Unrest over privatisation-related job losses
During October 2003, employees at two large state-owned Romanian companies - Roman SA (truck manufacturing) and Siderurgica SA (steel) - held protests over their forthcoming privatisation and accompanying large-scale job losses. Trade unions are calling for better redundancy terms.
On 2 October 2003, about 4,000 employees of Roman SA, a state-owned truck-manufacturing company located in Braşov (one of the largest towns in Romania) walked out while awaiting the results of negotiations at the Authority for Privatisation and Management of State Ownership (Autoritatea pentru Privatizare şi Administrarea Participaţiilor Statului, APAPS) - the highest administrative body for Romania's remaining state-owned commercial companies - concerning the provisions of the contract for the firm's forthcoming privatisation. It turned out that the buyer, Pesaka Asana (M) Sdn Bhd, is going to take over only a part of the plant and will retain only 800 employees, and 3,000 employees (out of 5,000) will thus be made redundant, at least until a new industrial park is created at the site. The announcement of the job losses brought swift reactions from trade union representatives, who stated that they would hold protests until the issue was resolved.

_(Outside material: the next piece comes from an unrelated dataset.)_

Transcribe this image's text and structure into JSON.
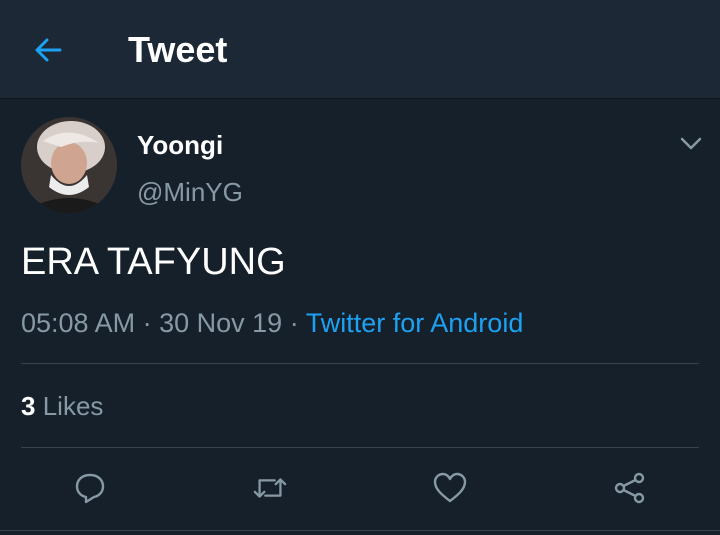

On 24 October, the company was sold at the token price of EUR 1, under Government Emergency Ordinance No. 155 concerning the privatisation of SC Roman SA Braşov and the establishment of an industrial park on its site. The ordinance also stipulates that, in line with the legislation in force, each redundant worker will receive two months' average pay immediately after termination, unemployment benefits and, during the following 20-24 months, complementary benefits (depending on the duration of previous employment). The new administrator of the industrial park is obliged to set up a special fund - financed by a minimum of 8% of the total value of rent collected on the park and from the sale of assets - which will provide the complementary benefits for the redundant workers. Furthermore, the administrator is required to give priority to former Roman SA employees in any future recruitment.
On 27 October, 5,000 workers from Roman SA blocked the national highway that runs near the plant (as they had already done on previous occasions), in support of demands for:
- payment in a single amount of all unemployment benefits, complementary benefits and wage compensation due to the redundant workers, as stipulated in the relevant collective agreement;
- clearer provisions concerning the job prospects of the redundant workers; and
- a 'social agreement' between APAPS and the trade unions.
On 29 October, 5,000 workers again blocked again the road, demanding to be consulted over any decision concerning the industrial park. Furthermore, there is still a dispute over a lack of funding sources (of about ROL 150 billion) for further complementary benefits for the redundant workers.
Roman SA is not the only current case of industrial unrest over privatisation-related job losses. On 27 October, trade union representatives at Siderurgica SA- Romania's last integrated steelworks in state ownership, located in Hunedoara, where it is the main employer - received documentation from APAPS announcing the sale of 80.9% of the company’s shares to LNM Holding and the redundancy of 2,800 out of 5,000 employees. On the same day, 400 employees blocked the road between Hunedoara and Deva for an hour in protest. They demanded an initial payment of ROL 50 million (EUR 1,300) to ROL 100 million (EUR 2,600) for each redundant workers - as awarded in the case of SIDEX, the largest Romanian steelworks, when it was sold earlier to the same holding company - accompanied by 20-24 months of complementary benefits.
The contract for the sale of Siderurgica SA, signed on 28 October, is part of a 'privatisation package', also involving SC Petrotub SA, with the two companies being sold together to LNM Holding. The Government Emergency Ordinance on the privatisation of Siderurgica SA (No. 116 of 24 October 2003) does not explicitly deal with redundancies. The only relevant provision stipulates: 'the amount received by APAPS from the sale of the company shares shall be transferred to the Hunedoara industrial park within five days after the payment, in accordance with the sale contract, in order to create new jobs.'
On 28 October, about 300 Siderurgica SA workers again blocked the road and the next day, 1,000 employees held a march. Trade unions said that the redundancies would kill Hunedoara, which survives only because of the presence of the steel industry, and announced that protests would continue until their claims were met.